Matt Buxton, Daily Nebraskan
Utah's Nina Kim competes on the balance beam during the first night of competition at the NCAA Championships in Nebraska.

LINCOLN, Neb. — A Utah team that has been so consistent and so focused all season had probably its poorest meet at the wrong time, and the Utes thought that they had missed tonight's Super Six 2009 NCAA Women's Gymnastics Championships final round because of it.

They tied with UCLA at 196.625 for third place in Thursday evening's session at the University of Nebraska, behind Alabama (197.025) and Arkansas (196.95), and the Utes thought that they would again lose the tiebreaker, as they did to Nebraska at Florida in 1997.

The Utes, seeded second, were long-faced after finishing up on vault and certain they were out of the competition in one of their most promising seasons.

"We thought we were on the short end of it," said coach Greg Marsden.

Senior all-arounder Kristina Baskett said she and the others were in tears at seeing their well-crafted season go down the drain. "It was really emotional," she said. "My heart just sank. I couldn't even feel myself. You don't recover from that right away."

But, "somebody likes us up there," said senior all-arounder Nina Kim.

Ties are broken by adding the sixth (and usually non-counting) scores to the team total, and Utah's came up better than UCLA's, 234.65-234.575, giving the Utes a new lease on life.

"I can empathize with them," Marsden said of UCLA. He's been in that position before, after all. "It's just a helpless feeling."

"We're very grateful, very blessed," Kim said. "We feel like we needed this in a way." It will help the Utes refocus for tonight. They had not had such a meet all season.

Utah had four falls. Two of them came on balance beam, its second event, and the falls were followed by several wobbles and balance checks that meant Utah finished with its second-lowest beam score of the season, 48.775.

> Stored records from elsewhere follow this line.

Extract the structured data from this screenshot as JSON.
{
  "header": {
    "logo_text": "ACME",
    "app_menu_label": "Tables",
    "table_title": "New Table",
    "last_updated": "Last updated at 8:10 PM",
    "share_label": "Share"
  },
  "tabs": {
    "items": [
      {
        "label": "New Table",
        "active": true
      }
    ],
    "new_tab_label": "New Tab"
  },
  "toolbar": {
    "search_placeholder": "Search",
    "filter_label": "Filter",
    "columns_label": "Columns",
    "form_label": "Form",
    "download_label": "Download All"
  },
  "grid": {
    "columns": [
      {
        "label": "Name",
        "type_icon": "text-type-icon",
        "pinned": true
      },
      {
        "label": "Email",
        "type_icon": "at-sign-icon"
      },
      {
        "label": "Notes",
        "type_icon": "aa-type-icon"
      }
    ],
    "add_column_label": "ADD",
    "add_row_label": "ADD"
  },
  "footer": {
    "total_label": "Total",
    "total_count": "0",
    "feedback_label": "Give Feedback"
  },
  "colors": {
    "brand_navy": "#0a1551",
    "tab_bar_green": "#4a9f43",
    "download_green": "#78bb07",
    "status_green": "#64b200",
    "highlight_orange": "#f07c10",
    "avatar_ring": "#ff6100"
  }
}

Utah came back with pretty good scores on floor (49.175), and then got 49.40, despite some steps on vault, mainly because Baskett scored 9.95. It was enough to get the Utes into the finals.

After Gael Mackie fell on beam, the steadiest performer in the history of Utah gymnastics, Jamie Deetscreek, came up next, and she fell, too.

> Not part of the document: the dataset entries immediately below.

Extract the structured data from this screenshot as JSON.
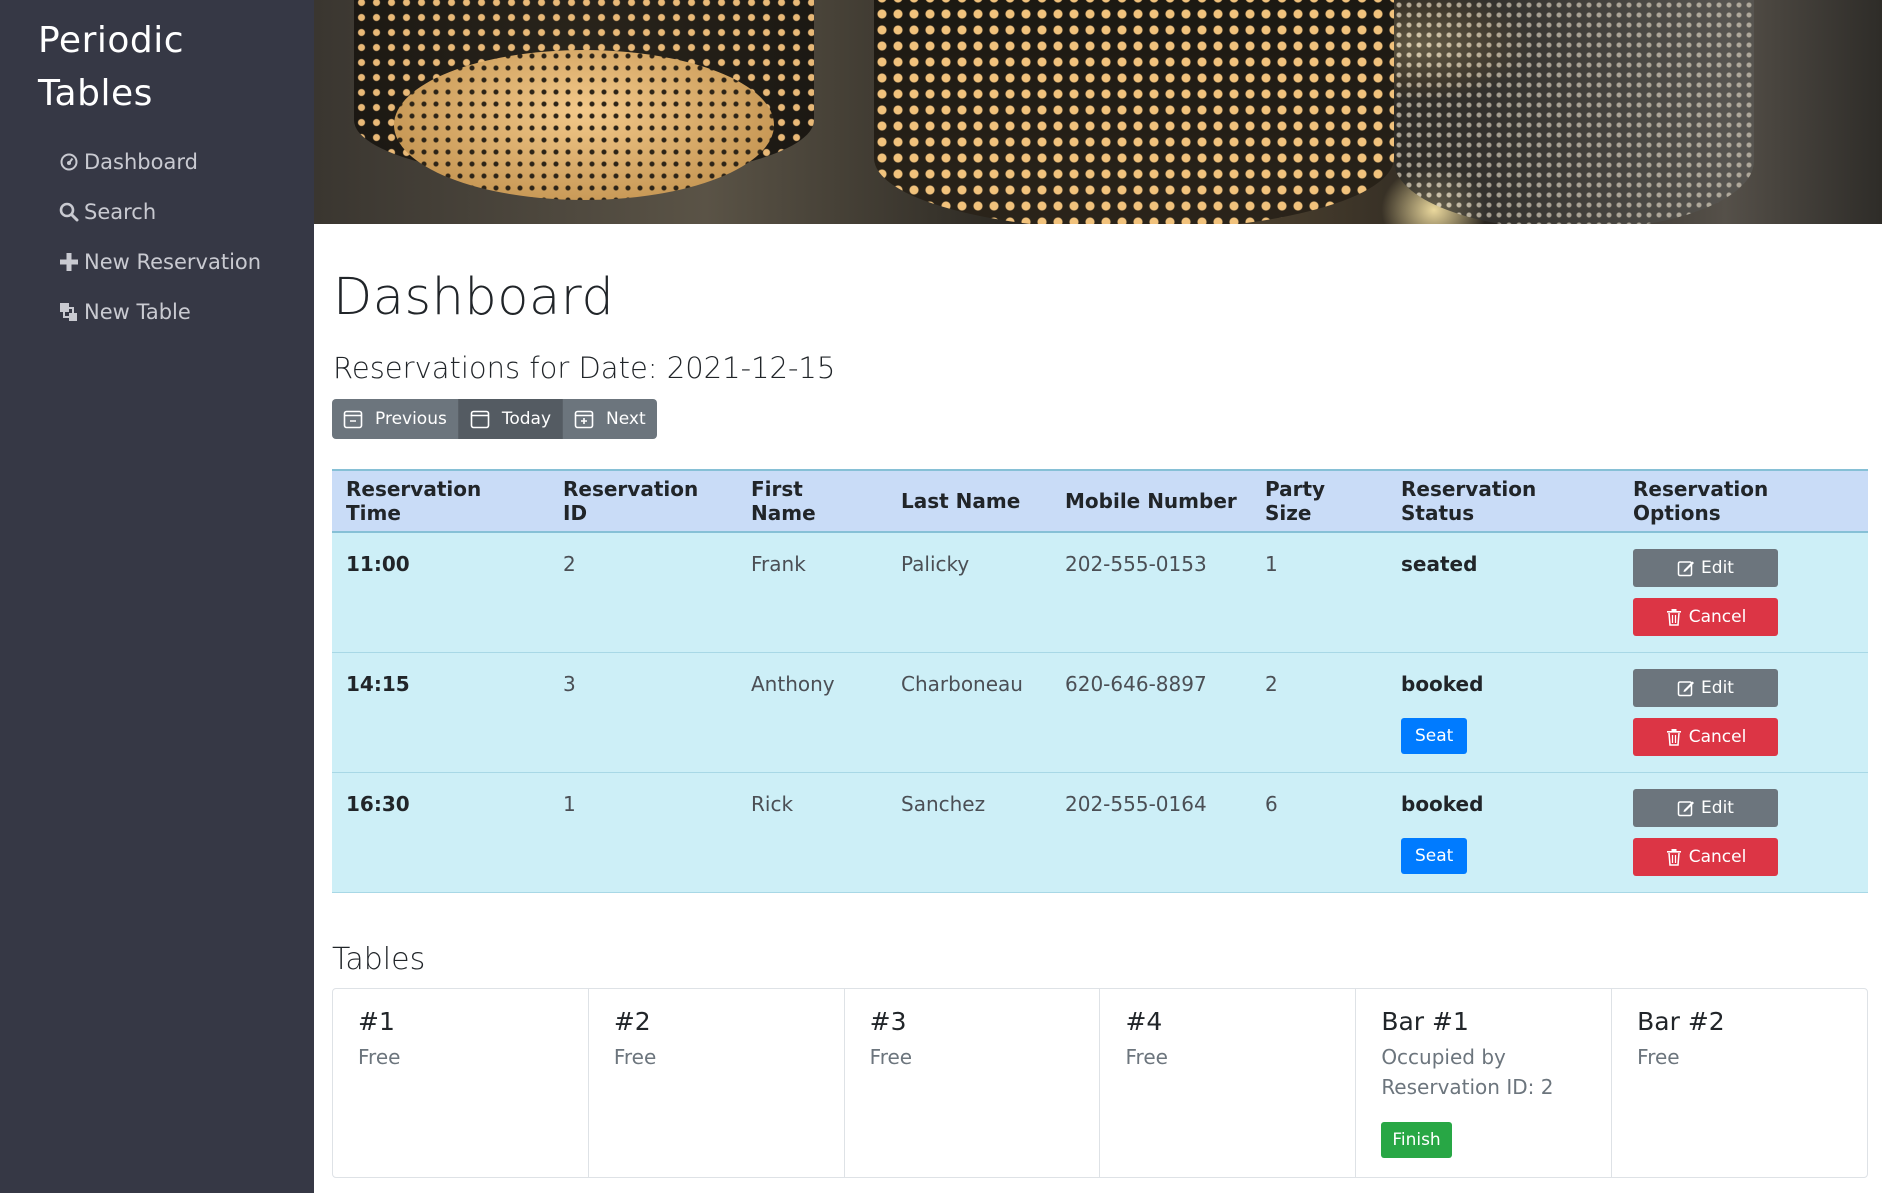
{
  "sidebar": {
    "brand_line1": "Periodic",
    "brand_line2": "Tables",
    "items": [
      {
        "label": "Dashboard",
        "icon": "dashboard-icon"
      },
      {
        "label": "Search",
        "icon": "search-icon"
      },
      {
        "label": "New Reservation",
        "icon": "plus-icon"
      },
      {
        "label": "New Table",
        "icon": "layers-icon"
      }
    ]
  },
  "header": {
    "title": "Dashboard",
    "subtitle": "Reservations for Date: 2021-12-15",
    "nav_buttons": [
      {
        "label": "Previous",
        "icon": "calendar-minus-icon"
      },
      {
        "label": "Today",
        "icon": "calendar-icon"
      },
      {
        "label": "Next",
        "icon": "calendar-plus-icon"
      }
    ]
  },
  "reservations": {
    "columns": [
      "Reservation Time",
      "Reservation ID",
      "First Name",
      "Last Name",
      "Mobile Number",
      "Party Size",
      "Reservation Status",
      "Reservation Options"
    ],
    "rows": [
      {
        "time": "11:00",
        "id": "2",
        "first": "Frank",
        "last": "Palicky",
        "mobile": "202-555-0153",
        "party": "1",
        "status": "seated",
        "seat_label": ""
      },
      {
        "time": "14:15",
        "id": "3",
        "first": "Anthony",
        "last": "Charboneau",
        "mobile": "620-646-8897",
        "party": "2",
        "status": "booked",
        "seat_label": "Seat"
      },
      {
        "time": "16:30",
        "id": "1",
        "first": "Rick",
        "last": "Sanchez",
        "mobile": "202-555-0164",
        "party": "6",
        "status": "booked",
        "seat_label": "Seat"
      }
    ],
    "edit_label": "Edit",
    "cancel_label": "Cancel"
  },
  "tables": {
    "title": "Tables",
    "items": [
      {
        "name": "#1",
        "status": "Free",
        "action": ""
      },
      {
        "name": "#2",
        "status": "Free",
        "action": ""
      },
      {
        "name": "#3",
        "status": "Free",
        "action": ""
      },
      {
        "name": "#4",
        "status": "Free",
        "action": ""
      },
      {
        "name": "Bar #1",
        "status": "Occupied by Reservation ID: 2",
        "action": "Finish"
      },
      {
        "name": "Bar #2",
        "status": "Free",
        "action": ""
      }
    ]
  },
  "colors": {
    "sidebar_bg": "#363845",
    "table_header_bg": "#c9dcf7",
    "table_row_bg": "#cdeff7",
    "seat_button": "#007bff",
    "edit_button": "#6c757d",
    "cancel_button": "#dc3545",
    "finish_button": "#28a745"
  }
}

That ended Deetscreek's school-record streak of 64 straight routines without a fall, which beat the old mark of 63 by Suzanne Metz.

She came back to open Utah's floor set with a strong 9.80.

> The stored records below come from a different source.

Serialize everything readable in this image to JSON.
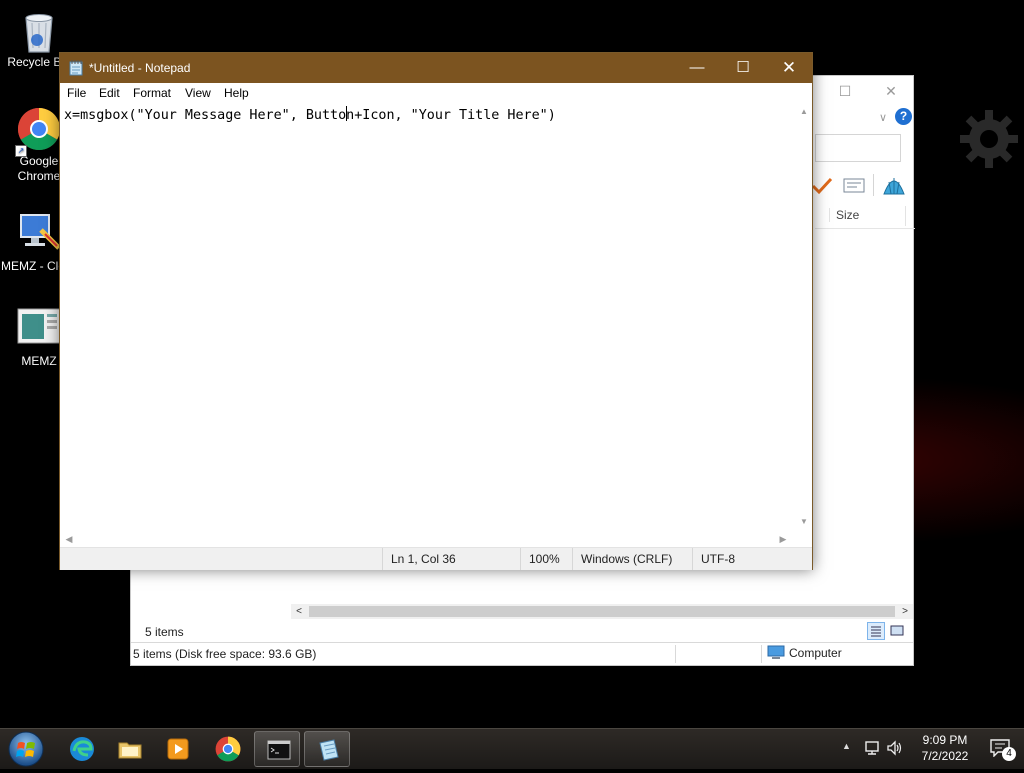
{
  "desktop": {
    "icons": [
      {
        "label": "Recycle Bin"
      },
      {
        "label": "Google Chrome"
      },
      {
        "label": "MEMZ - Clean"
      },
      {
        "label": "MEMZ"
      }
    ]
  },
  "explorer": {
    "column_size": "Size",
    "items_count": "5 items",
    "status_left": "5 items (Disk free space: 93.6 GB)",
    "status_location": "Computer"
  },
  "notepad": {
    "title": "*Untitled - Notepad",
    "menu": [
      "File",
      "Edit",
      "Format",
      "View",
      "Help"
    ],
    "text_before_caret": "x=msgbox(\"Your Message Here\", Butto",
    "text_after_caret": "n+Icon, \"Your Title Here\")",
    "status": {
      "position": "Ln 1, Col 36",
      "zoom": "100%",
      "line_ending": "Windows (CRLF)",
      "encoding": "UTF-8"
    }
  },
  "taskbar": {
    "time": "9:09 PM",
    "date": "7/2/2022",
    "notification_count": "4"
  },
  "colors": {
    "notepad_titlebar": "#7c5420",
    "taskbar": "#24211e"
  }
}
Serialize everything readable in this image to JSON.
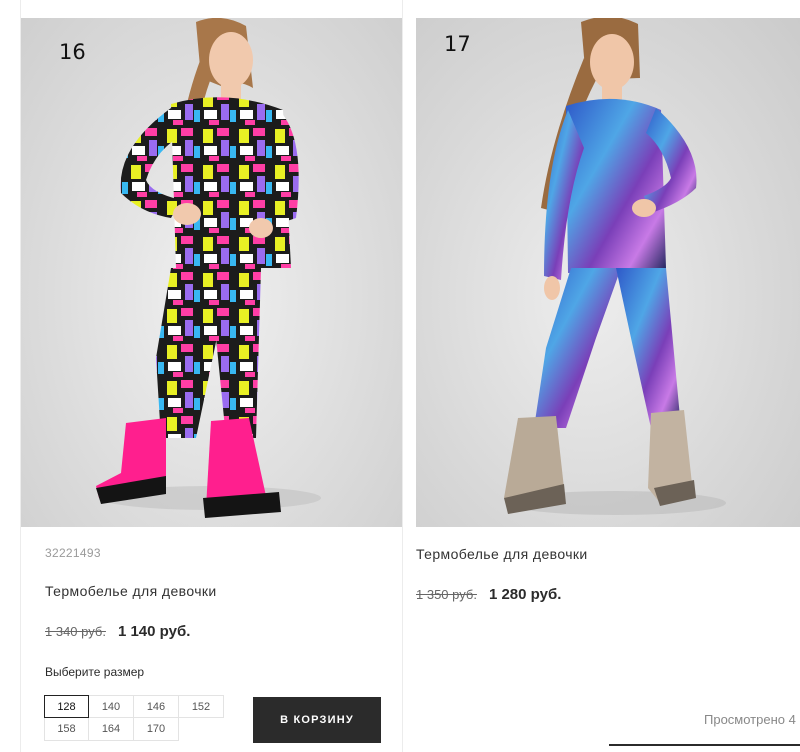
{
  "products": [
    {
      "badge": "16",
      "article": "32221493",
      "name": "Термобелье для девочки",
      "old_price": "1 340 руб.",
      "new_price": "1 140 руб.",
      "size_label": "Выберите размер",
      "sizes": [
        "128",
        "140",
        "146",
        "152",
        "158",
        "164",
        "170"
      ],
      "selected_size": "128",
      "cart_button": "В КОРЗИНУ"
    },
    {
      "badge": "17",
      "name": "Термобелье для девочки",
      "old_price": "1 350 руб.",
      "new_price": "1 280 руб."
    }
  ],
  "viewed_text": "Просмотрено 4",
  "colors": {
    "button_bg": "#2b2b2b",
    "price_text": "#2b2b2b",
    "muted_text": "#9a9a9a"
  }
}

The Utes will get an immediate chance to make up for Thursday night's beam woes tonight, because that's the event they'll start on. Their rotation is beam, bye, floor, vault, bye and bars.

Competing tonight with the Utes for the national championship are five Southeastern Conference teams — Alabama, Arkansas, Georgia, Florida and LSU.

EARLY SESSION: Overcoming errors was also the name of the game in Thursday's afternoon session. No team got through unscathed.

Georgia got a 39.80 all-around effort from senior Courtney Kupets and a 39.50 mark from senior Tiffany Tolnay to haul the Gym Dogs into tonight's Super Six finals as the top qualifier from the early group.

Georgia started the meet with 49.225 on floor but went up from there and finished with 49.55 on beam — despite a fall by first-up Hilary Mauro — to total 197.45 and breeze into the Super Six.

Georgia has won four straight NCAA championships and has nine overall, tying Utah's nine. Utah has a 10th national championship from 1981, when it was under the auspices of the AIAW.

"The two of them were just absolutely on fire," Georgia coach Suzanne Yoculan said of Kupets and Tolnay.

The Gym Dogs had suffered a fall on beam in the Southeastern Conference meet and did not come back to win. This time, it used that experience to stay in a comfortable lead. "I was thinking thank (goodness) we had that happen at SECs, and everyone here has experienced it," said Yoculan. "When somebody falls, it's tough. At SECs, we couldn't recover from it.

"You have to go through those experiences to get stronger and tougher."

Florida, fighting one injury setback after another all season, overcame falls on bars and beam and an out-of-bounds on floor to total 196.375 and move on to tonight's finals.

"I'm almost speechless, the fact that we're sitting up here right now," said coach Rhonda Faehn. "What was unbelievable for us was how we came back to fight and rally on the bars. That was great to see."

LSU had two falls on beam and one on bars. The Tigers, however, had a 49.50 vault to help bring themselves back, and they also made tonight's finals with a 196.30.

"Well, it wasn't easy," said coach D-D Breaux. "I tell the kids all the time, 'It's the law of holes. When you find yourself in one, quit digging!' That's basically what we had to do, because we were in such a deep dark hole after balance beam, it was an uphill battle."